__EXERCISE__
What lines in the records below mention "Lépcsőház"? List them all.

----- DATA SUPPLIED

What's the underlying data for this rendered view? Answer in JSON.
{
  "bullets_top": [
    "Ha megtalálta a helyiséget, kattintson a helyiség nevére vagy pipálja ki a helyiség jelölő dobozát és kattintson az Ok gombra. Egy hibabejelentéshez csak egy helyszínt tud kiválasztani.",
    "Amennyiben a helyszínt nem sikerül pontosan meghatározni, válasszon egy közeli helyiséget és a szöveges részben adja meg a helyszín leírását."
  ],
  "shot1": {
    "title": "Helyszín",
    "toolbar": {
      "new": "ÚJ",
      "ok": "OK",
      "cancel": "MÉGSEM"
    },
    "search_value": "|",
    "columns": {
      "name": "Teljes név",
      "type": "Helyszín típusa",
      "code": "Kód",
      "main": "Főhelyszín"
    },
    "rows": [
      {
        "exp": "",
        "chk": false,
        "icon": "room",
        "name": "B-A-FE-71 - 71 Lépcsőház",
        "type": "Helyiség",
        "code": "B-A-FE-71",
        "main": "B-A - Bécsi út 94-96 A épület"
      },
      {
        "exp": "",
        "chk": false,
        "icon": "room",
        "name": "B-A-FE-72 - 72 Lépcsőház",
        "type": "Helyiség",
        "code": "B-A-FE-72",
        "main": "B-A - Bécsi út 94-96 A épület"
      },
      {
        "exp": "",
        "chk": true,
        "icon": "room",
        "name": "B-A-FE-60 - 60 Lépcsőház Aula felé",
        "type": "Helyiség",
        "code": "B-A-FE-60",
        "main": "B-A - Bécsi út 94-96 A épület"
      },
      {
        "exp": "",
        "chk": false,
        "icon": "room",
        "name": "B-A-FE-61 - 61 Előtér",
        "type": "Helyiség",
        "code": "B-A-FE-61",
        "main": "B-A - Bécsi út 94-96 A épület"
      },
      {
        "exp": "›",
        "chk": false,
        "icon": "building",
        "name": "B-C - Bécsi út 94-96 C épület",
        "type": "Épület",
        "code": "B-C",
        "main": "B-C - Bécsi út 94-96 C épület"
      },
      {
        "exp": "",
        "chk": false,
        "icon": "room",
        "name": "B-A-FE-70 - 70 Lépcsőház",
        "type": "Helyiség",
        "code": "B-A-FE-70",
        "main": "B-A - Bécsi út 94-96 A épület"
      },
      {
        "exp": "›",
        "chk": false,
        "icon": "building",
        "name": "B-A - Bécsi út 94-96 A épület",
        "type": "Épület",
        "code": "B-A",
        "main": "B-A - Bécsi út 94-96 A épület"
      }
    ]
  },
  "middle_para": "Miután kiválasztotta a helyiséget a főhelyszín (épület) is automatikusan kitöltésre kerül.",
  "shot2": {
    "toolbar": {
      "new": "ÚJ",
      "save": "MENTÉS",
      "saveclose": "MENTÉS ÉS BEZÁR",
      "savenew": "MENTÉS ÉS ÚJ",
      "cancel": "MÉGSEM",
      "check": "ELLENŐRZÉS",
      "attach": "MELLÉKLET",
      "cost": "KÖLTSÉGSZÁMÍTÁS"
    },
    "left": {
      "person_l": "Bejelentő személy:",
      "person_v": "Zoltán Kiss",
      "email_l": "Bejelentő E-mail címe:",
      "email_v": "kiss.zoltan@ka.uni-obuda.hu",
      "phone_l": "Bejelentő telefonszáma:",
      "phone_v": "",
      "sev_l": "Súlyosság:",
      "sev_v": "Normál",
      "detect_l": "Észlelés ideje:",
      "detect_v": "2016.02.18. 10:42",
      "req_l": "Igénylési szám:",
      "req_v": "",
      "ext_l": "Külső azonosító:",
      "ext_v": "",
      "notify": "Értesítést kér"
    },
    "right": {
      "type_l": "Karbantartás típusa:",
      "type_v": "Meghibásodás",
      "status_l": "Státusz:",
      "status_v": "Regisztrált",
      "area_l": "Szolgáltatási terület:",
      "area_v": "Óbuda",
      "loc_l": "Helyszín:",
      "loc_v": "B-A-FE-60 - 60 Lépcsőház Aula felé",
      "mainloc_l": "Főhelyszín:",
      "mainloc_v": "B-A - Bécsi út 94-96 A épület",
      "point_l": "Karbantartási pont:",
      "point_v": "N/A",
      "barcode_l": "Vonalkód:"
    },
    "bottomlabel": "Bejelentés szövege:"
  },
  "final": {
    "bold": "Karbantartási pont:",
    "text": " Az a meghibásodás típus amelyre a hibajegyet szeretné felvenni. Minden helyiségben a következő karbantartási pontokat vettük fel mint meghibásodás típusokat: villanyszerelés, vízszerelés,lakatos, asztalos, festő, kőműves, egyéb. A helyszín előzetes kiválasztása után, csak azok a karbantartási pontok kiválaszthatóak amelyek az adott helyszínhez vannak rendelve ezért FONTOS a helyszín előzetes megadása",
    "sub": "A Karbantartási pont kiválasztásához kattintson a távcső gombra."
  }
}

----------

__YOUR SOLUTION__
        "name": "B-A-FE-71 - 71 Lépcsőház",
        "name": "B-A-FE-72 - 72 Lépcsőház",
        "name": "B-A-FE-60 - 60 Lépcsőház Aula felé",
        "name": "B-A-FE-70 - 70 Lépcsőház",
      "loc_v": "B-A-FE-60 - 60 Lépcsőház Aula felé",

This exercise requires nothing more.